SAC's record $602m fine not the worst

Hedge fund giant SAC is unlikely to be displeased with having to cough up $602 million to settle charges of insider trading in Elan shares.


Hedge fund giant SAC is unlikely to be displeased with having to cough up $602 million to settle charges of insider trading in Elan shares.

Regulators had alleged that trading in Elan shares prior to the results of clinical drug trials in 2008 represented the “most lucrative insider-trading scheme ever charged”.

The $602 million fine is a record, but almost half – $276 million – relates to the disgorgement of illegal profits and avoided losses from the Elan trades. Additionally, such fines can sometimes qualify for tax deductions. SAC – which is headed by Steve Cohen, who is worth an estimated $8.8 billion – has admitted no wrongdoing.

As online tabloid DealBreaker headlined: “SAC Capital Thrilled To Be Paying Largest Fine Ever For Insider Trading.”

US markets are at all-time highs. Is the sixth-biggest bull market since 1929 driven by fundamentals or easy money?

Bulls note earnings growth – up 129 per cent since March 2009 – is almost identical to market gains. But Bespoke Investment Group notes one-third of market gains have come on days of policy announcements by the Federal Reserve. The S&P 500’s cyclically adjusted PE ratio (Cape), which averages earnings over a 10-year period, is discomfiting. It stands at 23, almost double its 2009 low of 12, and well above its 16.5 historical average. Bull markets that rely most on an expansion in PE ratios subsequently experience deeper bear markets than average. In fact, US markets are now so overheated that GMO, headed by investing guru Jeremy Grantham, estimates negative returns for large-cap stocks over the next seven years.

Merrill Lynch ’s latest monthly survey of global fund managers shows just how skittish investors can sometimes be.

Last November, a net 34 per cent were under-weight Japanese equities.

Now, following a 45 per cent rally, they’re most overweight Japanese stocks since 2007.

The number of dollar bulls has surged 30 per cent in one month, with a net 72 per cent now expecting a dollar rise over the next year – the highest reading in the survey’s history.

Last June, following market falls, managers’ cash levels hit their highest point since January 2009.

Today, a net 57 per cent are overweight equities, the highest number in more than two years.

However, risk appetite actually fell slightly, said Merrill.

Additionally, cash levels, having fallen for six consecutive months since June, have remained steady at 3.8 per cent in 2013 – still short of the 3.5 per cent level that triggers Merrill’s tactical sell signal.

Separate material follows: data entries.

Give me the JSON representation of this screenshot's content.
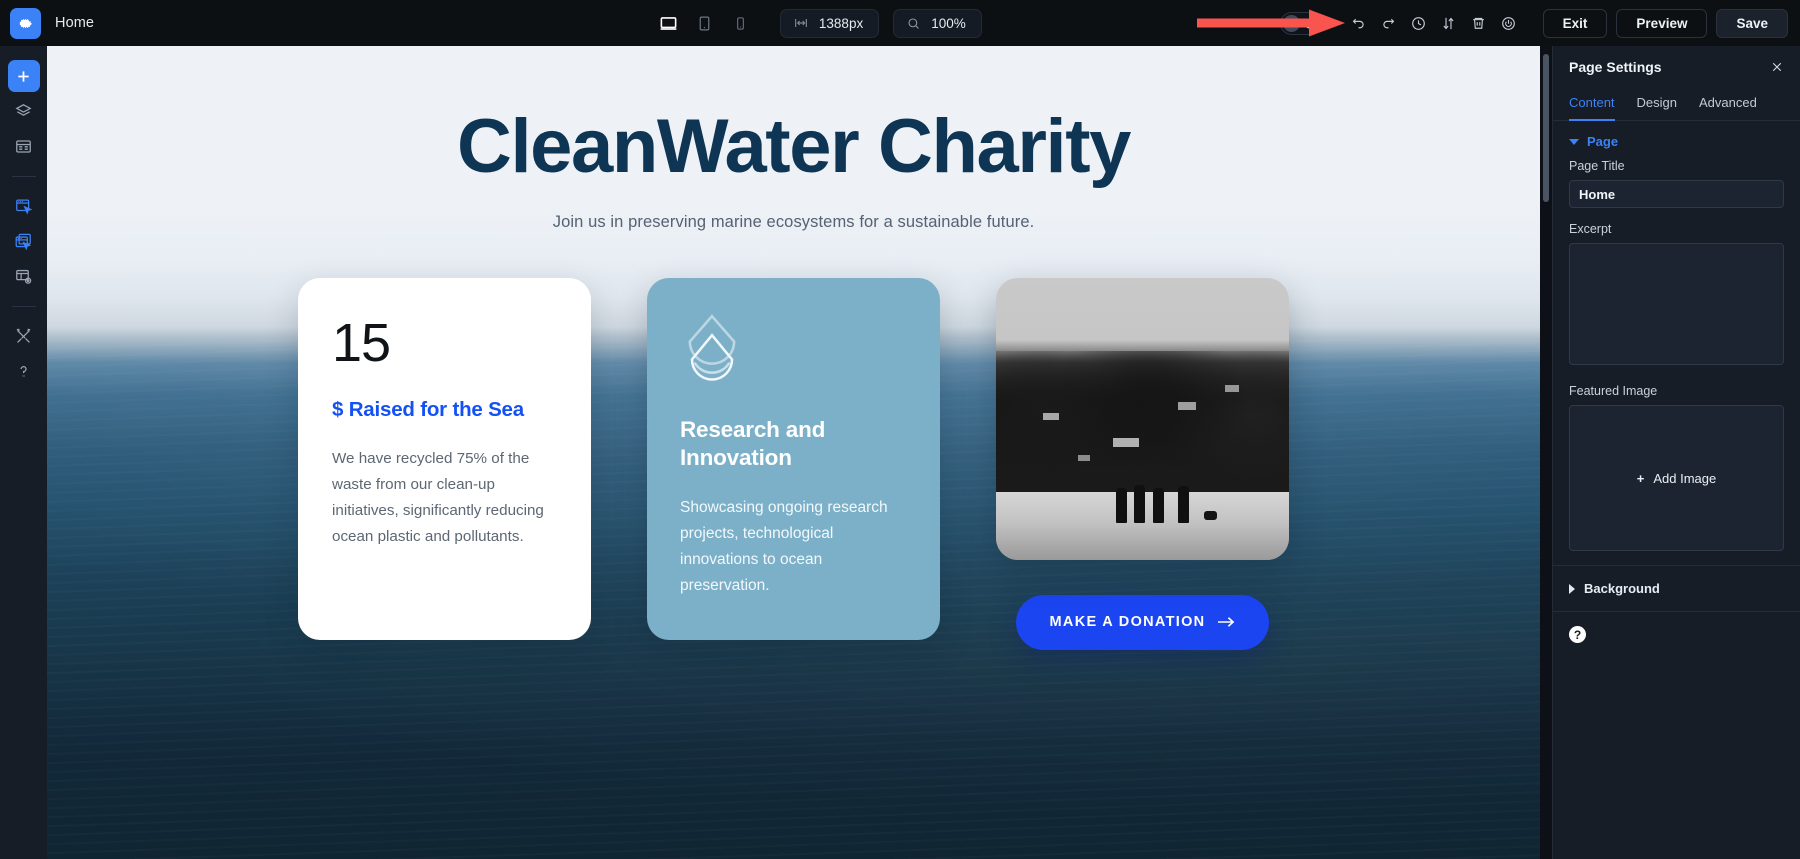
{
  "topbar": {
    "logo_icon": "gear-icon",
    "page_name": "Home",
    "devices": [
      {
        "name": "desktop",
        "icon": "desktop-icon",
        "active": true
      },
      {
        "name": "tablet",
        "icon": "tablet-icon",
        "active": false
      },
      {
        "name": "mobile",
        "icon": "mobile-icon",
        "active": false
      }
    ],
    "width_value": "1388px",
    "width_icon": "resize-horizontal-icon",
    "zoom_value": "100%",
    "zoom_icon": "magnifier-icon",
    "theme_toggle": {
      "icon": "moon-icon",
      "state": "dark"
    },
    "tools": [
      {
        "name": "undo",
        "icon": "undo-icon"
      },
      {
        "name": "redo",
        "icon": "redo-icon"
      },
      {
        "name": "history",
        "icon": "clock-icon"
      },
      {
        "name": "sort",
        "icon": "sort-arrows-icon"
      },
      {
        "name": "trash",
        "icon": "trash-icon"
      },
      {
        "name": "power",
        "icon": "power-icon"
      }
    ],
    "exit_label": "Exit",
    "preview_label": "Preview",
    "save_label": "Save"
  },
  "annotation": {
    "type": "arrow",
    "color": "#f9544d",
    "points_to": "theme-toggle"
  },
  "rail": {
    "items": [
      {
        "name": "add",
        "icon": "plus-icon",
        "active": true
      },
      {
        "name": "layers",
        "icon": "layers-icon",
        "active": false
      },
      {
        "name": "structure",
        "icon": "list-structure-icon",
        "active": false
      },
      {
        "name": "divider-1",
        "icon": "divider",
        "active": false
      },
      {
        "name": "page-select",
        "icon": "window-cursor-icon",
        "active": false
      },
      {
        "name": "template-select",
        "icon": "windows-cursor-icon",
        "active": false
      },
      {
        "name": "dynamic-data",
        "icon": "grid-settings-icon",
        "active": false
      },
      {
        "name": "divider-2",
        "icon": "divider",
        "active": false
      },
      {
        "name": "tools",
        "icon": "wrench-screwdriver-icon",
        "active": false
      },
      {
        "name": "help",
        "icon": "question-mark-icon",
        "active": false
      }
    ]
  },
  "canvas": {
    "hero": {
      "title": "CleanWater Charity",
      "subtitle": "Join us in preserving marine ecosystems for a sustainable future.",
      "title_color": "#0f3554"
    },
    "cards": [
      {
        "type": "stat",
        "number": "15",
        "title": "$ Raised for the Sea",
        "title_color": "#1451f5",
        "body": "We have recycled 75% of the waste from our clean-up initiatives, significantly reducing ocean plastic and pollutants."
      },
      {
        "type": "feature",
        "icon": "water-drop-icon",
        "bg_color": "#7cb0c8",
        "title": "Research and Innovation",
        "body": "Showcasing ongoing research projects, technological innovations to ocean preservation."
      },
      {
        "type": "photo",
        "image_alt": "black-and-white coastal hillside with people on the beach",
        "button_label": "MAKE A DONATION",
        "button_icon": "arrow-right-icon",
        "button_color": "#1b45f0"
      }
    ]
  },
  "panel": {
    "title": "Page Settings",
    "close_icon": "close-icon",
    "tabs": [
      {
        "label": "Content",
        "active": true
      },
      {
        "label": "Design",
        "active": false
      },
      {
        "label": "Advanced",
        "active": false
      }
    ],
    "sections": [
      {
        "label": "Page",
        "expanded": true
      },
      {
        "label": "Background",
        "expanded": false
      }
    ],
    "page_title_label": "Page Title",
    "page_title_value": "Home",
    "excerpt_label": "Excerpt",
    "excerpt_value": "",
    "featured_image_label": "Featured Image",
    "add_image_label": "Add Image",
    "add_image_icon": "plus-icon",
    "help_icon": "question-circle-icon"
  }
}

Jack Schwager, author of the iconic Market Wizards books, is in myth-busting mode in his latest work, Market Sense and Nonsense.

Examining 55 investment “misconceptions”, he argues markets are difficult but not impossible to beat; “experts” are no better than a dart-throwing chimp; volatility does not equal risk, with low-volatility investments frequently high risk in nature; best-performing fund managers often go on to seriously underperform; unleveraged portfolios are potentially riskier than leveraged portfolios; and price moves often cause the news, not vice-versa.

Schwager is particularly strong on risk-return metrics, although many readers will drift off as he explores Sortino ratios and other arcane tools.

Actress Mila Kunis told CNBC she is rotating out of cash into stocks and “internet-based companies”.

With US markets at all-time highs, there’s been chatter that this might be a quirky contrarian sell signal.

In November 2007, model Gisele Bündchen famously asked to be paid in euros, having seen the euro appreciate from $0.88 to $1.45. The euro topped out within months, and today sits at $1.29.

More recently, US celebrity Kim Kardashian tweeted how high-flying Apple had become the most valuable company in history – just prior to a swift 37 per cent swoon.

One lesser-known actress, 16-year-old former Desperate Housewives star Rachel Fox, is promoting day trading at Trained by her mother, she made 338 day trades last year, returning 30 per cent. Beginner’s luck? Just maybe.